This is a searingly exciting book with a particularly gripping opening and ending. Leah Jackson is a student of the future – a future in which children from impecunious and troubled families are isolated in Youth Opportunity (You Op)Academies and essentially denied the benefits of higher education and social mobility. The narrative voice is Jackson’s and the vernacular she uses throughout adds authenticity and immediacy, allowing readers to experience events and her reactions to them in a raw and unfiltered way.
We are plunged immediately into a siege – students calling themselves The Eternal Knights rampage through the school, now in irreversible lockdown, killing indiscriminately and taking both staff and students as hostages. This is graphic writing and not for the faint-hearted: Mussi does not indulge in gratuitous horror but instead allows us both to see at first hand the results of equipping disaffected and unstable teenage boys with guns, and Leah’s attempts to cope with the outcomes in a practical or even pragmatic way.
First and foremost, Leah is determined to survive but as her moral compass extends she tries to save her friends. Mussi avoids bathos and instead drives Leah on by means of a primeval sense of self-preservation and the desire to continue to care for her wayward brother, even though he has become a member of The Eternal Knights. Her relationship with another You Op, Anton, also sustains her and this is delicately played out, the more affecting for it.
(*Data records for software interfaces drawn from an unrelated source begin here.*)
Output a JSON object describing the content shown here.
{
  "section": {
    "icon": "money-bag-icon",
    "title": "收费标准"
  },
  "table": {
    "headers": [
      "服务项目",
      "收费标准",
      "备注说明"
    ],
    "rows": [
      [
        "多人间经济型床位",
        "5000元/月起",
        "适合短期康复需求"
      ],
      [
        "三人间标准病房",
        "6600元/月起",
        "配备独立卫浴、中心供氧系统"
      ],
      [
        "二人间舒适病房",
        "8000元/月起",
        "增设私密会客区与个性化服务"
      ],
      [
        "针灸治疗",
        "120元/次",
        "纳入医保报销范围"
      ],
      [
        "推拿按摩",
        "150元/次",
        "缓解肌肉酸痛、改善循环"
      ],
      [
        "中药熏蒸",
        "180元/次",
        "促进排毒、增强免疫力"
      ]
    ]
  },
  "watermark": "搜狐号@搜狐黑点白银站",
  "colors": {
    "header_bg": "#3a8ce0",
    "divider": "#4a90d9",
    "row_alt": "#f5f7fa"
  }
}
At the book’s climax, a government conspiracy to destroy the school – and the You Op infrastructure – is revealed. This comes as no real shock to the reader, since Leah has been working this out for herself – Mussi cleverly planting the seeds of the betrayal throughout the story. However, the poignancy of Leah’s realisation that she must try to save others and her determination that her school should succeed, makes the government’s cynical actions all the more sickening.
The ending of the book is a master stroke: unexpected, chillingly stark and, like the rest of the book, utterly memorable.